SOURCE MATERIAL ->
━━━━━━━━━━━━━━━━

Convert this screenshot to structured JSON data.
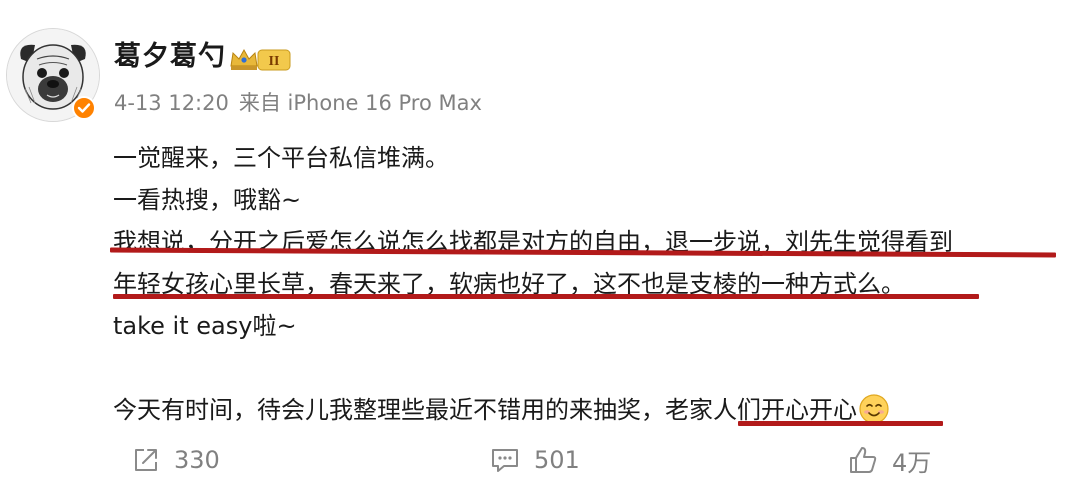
{
  "user": {
    "name": "葛夕葛勺",
    "badge_level": "II",
    "verified": true
  },
  "post": {
    "date": "4-13 12:20",
    "source": "来自 iPhone 16 Pro Max",
    "lines": [
      "一觉醒来，三个平台私信堆满。",
      "一看热搜，哦豁~",
      "我想说，分开之后爱怎么说怎么找都是对方的自由，退一步说，刘先生觉得看到",
      "年轻女孩心里长草，春天来了，软病也好了，这不也是支棱的一种方式么。",
      "take it easy啦~",
      "",
      "今天有时间，待会儿我整理些最近不错用的来抽奖，老家人们开心开心"
    ],
    "last_line_emoji": "smiling-face-emoji"
  },
  "actions": {
    "repost_count": "330",
    "comment_count": "501",
    "like_count": "4万"
  },
  "colors": {
    "annotation_red": "#b21a1a",
    "verified_orange": "#ff8200",
    "meta_gray": "#808080",
    "badge_gold": "#d9a92c"
  }
}
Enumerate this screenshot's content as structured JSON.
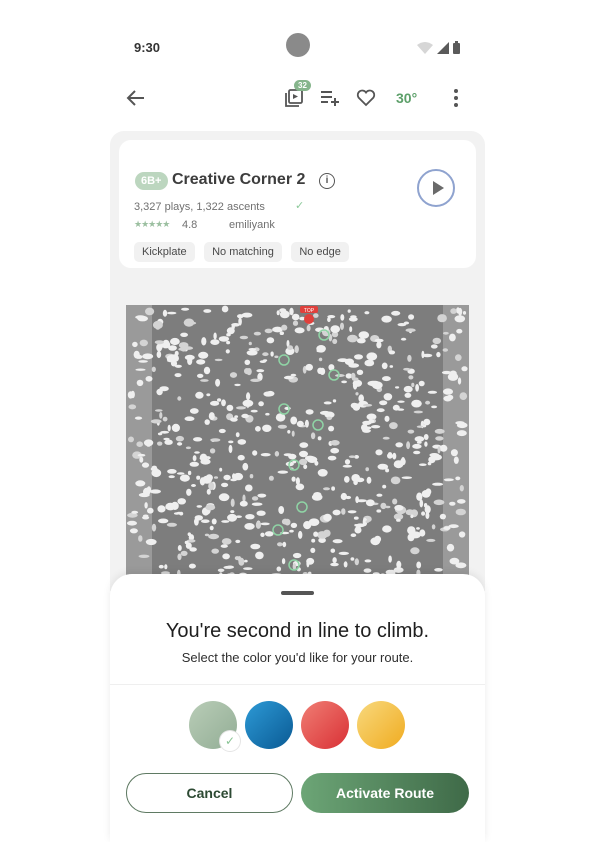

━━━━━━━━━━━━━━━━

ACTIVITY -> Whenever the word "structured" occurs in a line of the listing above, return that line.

OUTPUT FOR THIS TASK ->
Convert this screenshot to structured JSON data.
Enumerate this screenshot's content as structured JSON.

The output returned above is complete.